# Dataset rows describing interfaces:

# # # # #

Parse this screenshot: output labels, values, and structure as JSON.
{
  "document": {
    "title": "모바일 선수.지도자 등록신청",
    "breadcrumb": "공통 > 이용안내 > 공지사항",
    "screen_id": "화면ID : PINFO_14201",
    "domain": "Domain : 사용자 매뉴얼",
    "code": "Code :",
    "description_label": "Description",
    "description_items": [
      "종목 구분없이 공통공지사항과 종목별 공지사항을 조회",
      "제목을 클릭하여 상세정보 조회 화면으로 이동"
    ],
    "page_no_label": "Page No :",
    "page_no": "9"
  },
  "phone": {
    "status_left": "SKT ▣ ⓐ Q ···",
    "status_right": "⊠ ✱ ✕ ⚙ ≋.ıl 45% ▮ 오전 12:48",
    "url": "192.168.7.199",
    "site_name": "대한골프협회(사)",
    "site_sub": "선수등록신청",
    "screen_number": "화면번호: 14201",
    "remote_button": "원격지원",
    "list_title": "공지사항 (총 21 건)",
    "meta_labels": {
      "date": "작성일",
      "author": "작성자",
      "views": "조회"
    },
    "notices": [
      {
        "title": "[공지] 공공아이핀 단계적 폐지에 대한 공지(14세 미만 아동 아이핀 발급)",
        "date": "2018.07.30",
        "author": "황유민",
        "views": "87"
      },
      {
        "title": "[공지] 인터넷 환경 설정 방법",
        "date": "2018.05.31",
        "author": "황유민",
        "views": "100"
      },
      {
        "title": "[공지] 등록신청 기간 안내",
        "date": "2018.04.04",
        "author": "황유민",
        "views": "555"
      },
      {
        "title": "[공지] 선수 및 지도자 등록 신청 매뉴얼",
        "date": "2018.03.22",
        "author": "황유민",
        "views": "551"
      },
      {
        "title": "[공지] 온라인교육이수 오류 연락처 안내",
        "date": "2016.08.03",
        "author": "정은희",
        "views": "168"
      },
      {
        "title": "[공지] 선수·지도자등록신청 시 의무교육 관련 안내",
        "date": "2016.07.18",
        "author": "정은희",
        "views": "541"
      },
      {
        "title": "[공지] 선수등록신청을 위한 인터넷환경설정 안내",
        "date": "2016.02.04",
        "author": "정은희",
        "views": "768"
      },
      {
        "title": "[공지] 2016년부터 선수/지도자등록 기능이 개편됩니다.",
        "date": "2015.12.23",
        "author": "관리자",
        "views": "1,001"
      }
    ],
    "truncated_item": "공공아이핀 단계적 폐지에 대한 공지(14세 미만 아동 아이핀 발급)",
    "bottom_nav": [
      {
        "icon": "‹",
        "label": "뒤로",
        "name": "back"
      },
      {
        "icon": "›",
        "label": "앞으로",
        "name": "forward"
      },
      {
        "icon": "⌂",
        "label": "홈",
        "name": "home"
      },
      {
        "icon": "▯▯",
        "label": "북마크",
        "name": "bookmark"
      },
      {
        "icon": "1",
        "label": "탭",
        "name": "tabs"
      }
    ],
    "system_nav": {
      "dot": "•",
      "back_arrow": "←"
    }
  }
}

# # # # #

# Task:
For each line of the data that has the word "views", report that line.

# Answer to this exercise:
      "views": "조회"
        "views": "87"
        "views": "100"
        "views": "555"
        "views": "551"
        "views": "168"
        "views": "541"
        "views": "768"
        "views": "1,001"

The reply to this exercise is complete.